● Exercise description:
Go through the data below line by line and count those containing the word "this". Reply with the count only.

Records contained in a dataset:
■ ■ ■ ■ ■

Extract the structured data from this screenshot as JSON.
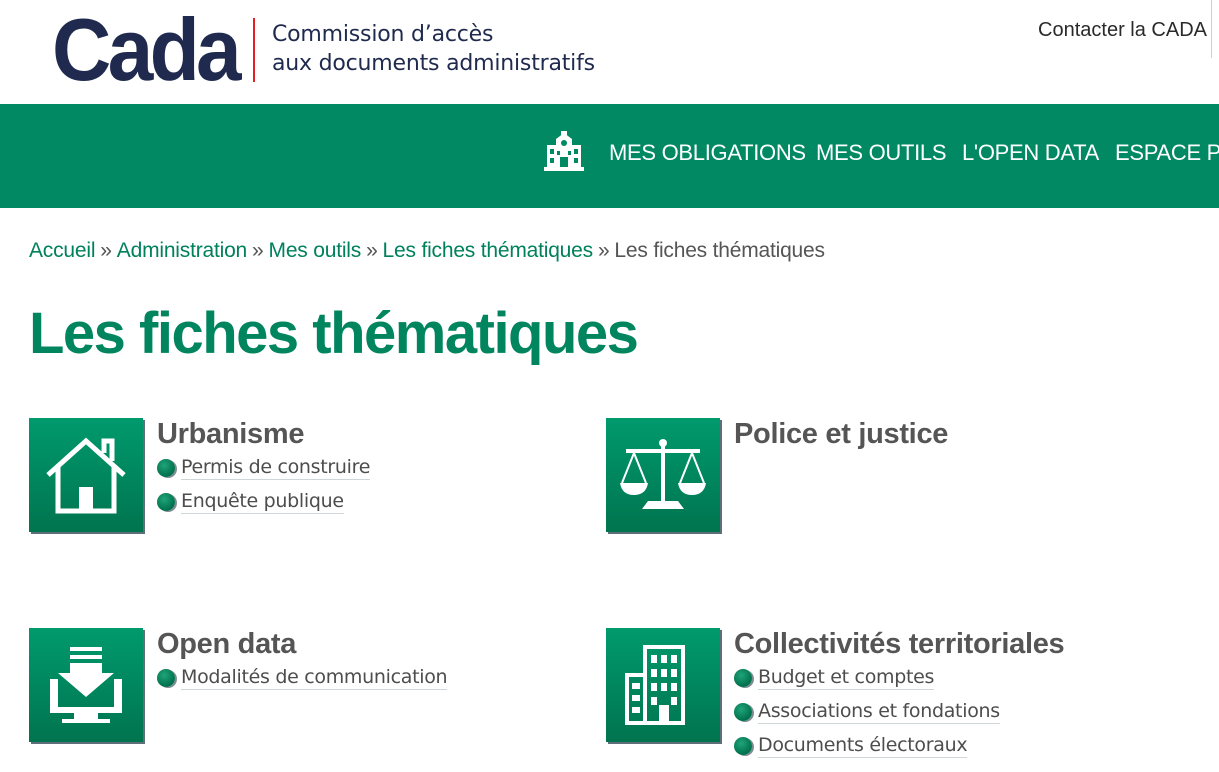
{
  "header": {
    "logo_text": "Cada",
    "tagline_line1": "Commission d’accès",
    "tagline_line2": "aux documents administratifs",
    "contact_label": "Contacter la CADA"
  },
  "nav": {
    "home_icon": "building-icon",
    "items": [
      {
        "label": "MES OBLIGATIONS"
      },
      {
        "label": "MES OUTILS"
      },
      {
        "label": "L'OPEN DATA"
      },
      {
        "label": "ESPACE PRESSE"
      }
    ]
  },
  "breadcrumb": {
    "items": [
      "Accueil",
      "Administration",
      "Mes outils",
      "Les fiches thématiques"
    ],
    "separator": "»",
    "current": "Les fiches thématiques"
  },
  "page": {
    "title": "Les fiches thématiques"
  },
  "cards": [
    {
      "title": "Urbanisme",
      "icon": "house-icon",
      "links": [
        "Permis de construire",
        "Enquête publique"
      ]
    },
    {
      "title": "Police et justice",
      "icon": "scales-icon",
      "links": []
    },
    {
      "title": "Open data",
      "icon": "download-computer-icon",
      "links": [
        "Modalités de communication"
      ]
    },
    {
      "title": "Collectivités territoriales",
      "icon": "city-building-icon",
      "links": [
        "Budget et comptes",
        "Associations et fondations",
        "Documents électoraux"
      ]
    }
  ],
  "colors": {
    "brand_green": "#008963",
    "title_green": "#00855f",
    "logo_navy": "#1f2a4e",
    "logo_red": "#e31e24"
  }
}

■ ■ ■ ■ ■

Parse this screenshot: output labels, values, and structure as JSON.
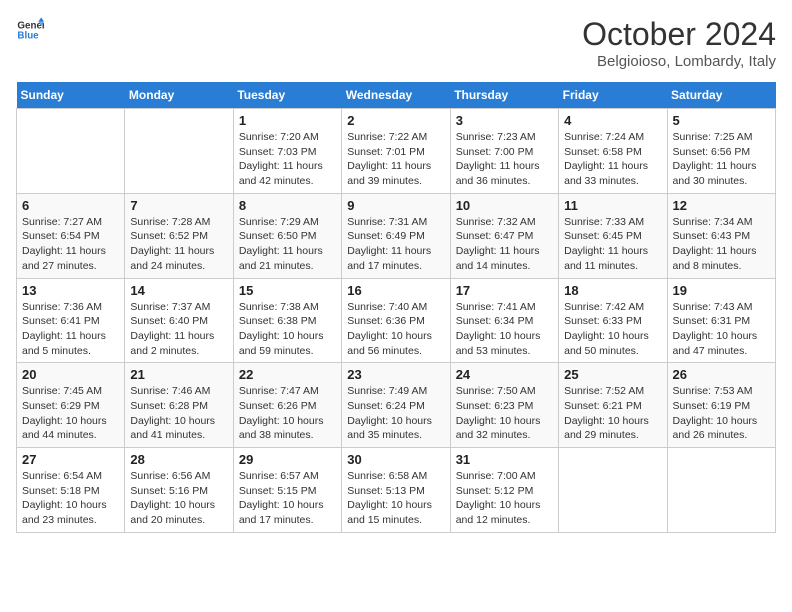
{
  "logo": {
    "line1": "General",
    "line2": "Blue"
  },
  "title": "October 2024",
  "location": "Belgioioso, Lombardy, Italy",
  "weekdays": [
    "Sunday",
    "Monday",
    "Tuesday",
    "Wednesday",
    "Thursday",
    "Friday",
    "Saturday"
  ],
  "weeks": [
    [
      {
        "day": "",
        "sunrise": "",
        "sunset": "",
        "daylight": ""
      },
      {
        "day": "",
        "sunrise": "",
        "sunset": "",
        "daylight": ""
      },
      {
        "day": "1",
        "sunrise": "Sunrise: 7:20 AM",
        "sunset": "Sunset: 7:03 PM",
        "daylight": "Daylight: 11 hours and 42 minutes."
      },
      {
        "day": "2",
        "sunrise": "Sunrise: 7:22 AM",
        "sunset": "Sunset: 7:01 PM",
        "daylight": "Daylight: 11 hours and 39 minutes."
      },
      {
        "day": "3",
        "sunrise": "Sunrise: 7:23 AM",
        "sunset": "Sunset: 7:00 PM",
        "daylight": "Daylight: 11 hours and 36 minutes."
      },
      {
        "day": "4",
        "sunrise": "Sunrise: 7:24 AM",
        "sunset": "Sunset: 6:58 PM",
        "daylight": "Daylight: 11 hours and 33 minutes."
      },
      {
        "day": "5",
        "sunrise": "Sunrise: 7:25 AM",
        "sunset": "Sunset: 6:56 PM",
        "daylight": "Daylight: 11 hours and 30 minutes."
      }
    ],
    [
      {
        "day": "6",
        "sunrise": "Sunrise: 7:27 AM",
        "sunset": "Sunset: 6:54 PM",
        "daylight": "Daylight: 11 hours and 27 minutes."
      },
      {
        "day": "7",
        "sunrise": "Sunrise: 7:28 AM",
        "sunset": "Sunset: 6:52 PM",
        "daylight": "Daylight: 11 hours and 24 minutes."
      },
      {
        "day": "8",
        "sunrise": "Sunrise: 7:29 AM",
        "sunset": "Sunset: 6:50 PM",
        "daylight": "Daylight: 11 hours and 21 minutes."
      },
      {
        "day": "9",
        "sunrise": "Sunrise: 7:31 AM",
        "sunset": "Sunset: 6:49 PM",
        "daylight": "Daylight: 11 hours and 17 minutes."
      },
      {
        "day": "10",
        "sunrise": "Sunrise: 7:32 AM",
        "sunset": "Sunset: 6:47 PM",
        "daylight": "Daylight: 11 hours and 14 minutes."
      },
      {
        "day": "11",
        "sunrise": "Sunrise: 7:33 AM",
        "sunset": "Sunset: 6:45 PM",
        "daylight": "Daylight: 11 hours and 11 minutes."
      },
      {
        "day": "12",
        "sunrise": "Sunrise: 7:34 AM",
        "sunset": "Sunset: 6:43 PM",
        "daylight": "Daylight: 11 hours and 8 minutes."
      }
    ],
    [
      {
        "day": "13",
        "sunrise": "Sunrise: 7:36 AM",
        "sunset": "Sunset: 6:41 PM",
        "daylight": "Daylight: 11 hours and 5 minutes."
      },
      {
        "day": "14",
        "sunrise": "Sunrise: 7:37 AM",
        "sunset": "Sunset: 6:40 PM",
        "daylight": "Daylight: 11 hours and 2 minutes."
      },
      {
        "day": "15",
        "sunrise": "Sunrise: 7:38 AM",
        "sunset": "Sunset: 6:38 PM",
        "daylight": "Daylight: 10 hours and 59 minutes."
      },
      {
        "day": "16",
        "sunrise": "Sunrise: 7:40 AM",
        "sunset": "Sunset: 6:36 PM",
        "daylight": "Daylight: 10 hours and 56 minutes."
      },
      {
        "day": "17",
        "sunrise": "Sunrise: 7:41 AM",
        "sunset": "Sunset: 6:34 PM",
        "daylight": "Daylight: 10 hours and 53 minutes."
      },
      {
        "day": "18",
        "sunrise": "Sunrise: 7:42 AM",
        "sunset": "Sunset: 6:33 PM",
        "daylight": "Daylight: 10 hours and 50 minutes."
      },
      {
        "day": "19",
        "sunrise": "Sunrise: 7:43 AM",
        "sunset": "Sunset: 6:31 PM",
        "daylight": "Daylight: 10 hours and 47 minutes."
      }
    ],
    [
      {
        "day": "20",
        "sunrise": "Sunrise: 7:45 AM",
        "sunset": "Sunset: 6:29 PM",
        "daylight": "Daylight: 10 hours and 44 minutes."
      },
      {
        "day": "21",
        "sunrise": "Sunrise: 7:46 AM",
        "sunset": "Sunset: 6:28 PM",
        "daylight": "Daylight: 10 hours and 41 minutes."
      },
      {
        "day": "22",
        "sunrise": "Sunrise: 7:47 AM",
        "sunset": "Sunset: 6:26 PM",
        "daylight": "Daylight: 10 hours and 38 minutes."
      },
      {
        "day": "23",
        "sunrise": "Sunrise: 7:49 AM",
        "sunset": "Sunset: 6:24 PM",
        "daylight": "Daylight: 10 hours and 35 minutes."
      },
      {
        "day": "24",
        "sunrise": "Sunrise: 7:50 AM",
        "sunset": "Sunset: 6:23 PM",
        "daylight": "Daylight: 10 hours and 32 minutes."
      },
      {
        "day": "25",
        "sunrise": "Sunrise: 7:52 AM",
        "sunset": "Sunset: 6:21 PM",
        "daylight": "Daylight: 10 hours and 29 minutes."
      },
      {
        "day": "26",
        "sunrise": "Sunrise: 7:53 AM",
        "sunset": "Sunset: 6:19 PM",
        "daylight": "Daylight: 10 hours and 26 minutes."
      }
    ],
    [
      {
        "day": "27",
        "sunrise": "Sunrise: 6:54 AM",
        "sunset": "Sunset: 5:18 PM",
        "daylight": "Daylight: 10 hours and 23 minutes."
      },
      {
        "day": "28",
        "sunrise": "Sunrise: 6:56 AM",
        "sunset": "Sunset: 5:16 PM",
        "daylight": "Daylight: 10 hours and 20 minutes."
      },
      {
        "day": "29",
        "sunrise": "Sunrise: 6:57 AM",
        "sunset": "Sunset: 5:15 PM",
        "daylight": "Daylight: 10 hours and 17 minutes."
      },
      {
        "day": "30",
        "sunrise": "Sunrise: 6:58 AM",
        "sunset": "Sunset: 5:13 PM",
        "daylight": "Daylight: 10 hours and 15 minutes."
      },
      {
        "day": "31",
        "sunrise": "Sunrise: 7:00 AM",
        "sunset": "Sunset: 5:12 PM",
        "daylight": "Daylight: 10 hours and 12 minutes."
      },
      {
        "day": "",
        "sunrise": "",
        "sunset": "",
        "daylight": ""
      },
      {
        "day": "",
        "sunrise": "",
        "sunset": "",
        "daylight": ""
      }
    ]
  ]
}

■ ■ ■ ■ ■

● Solved exercise:
2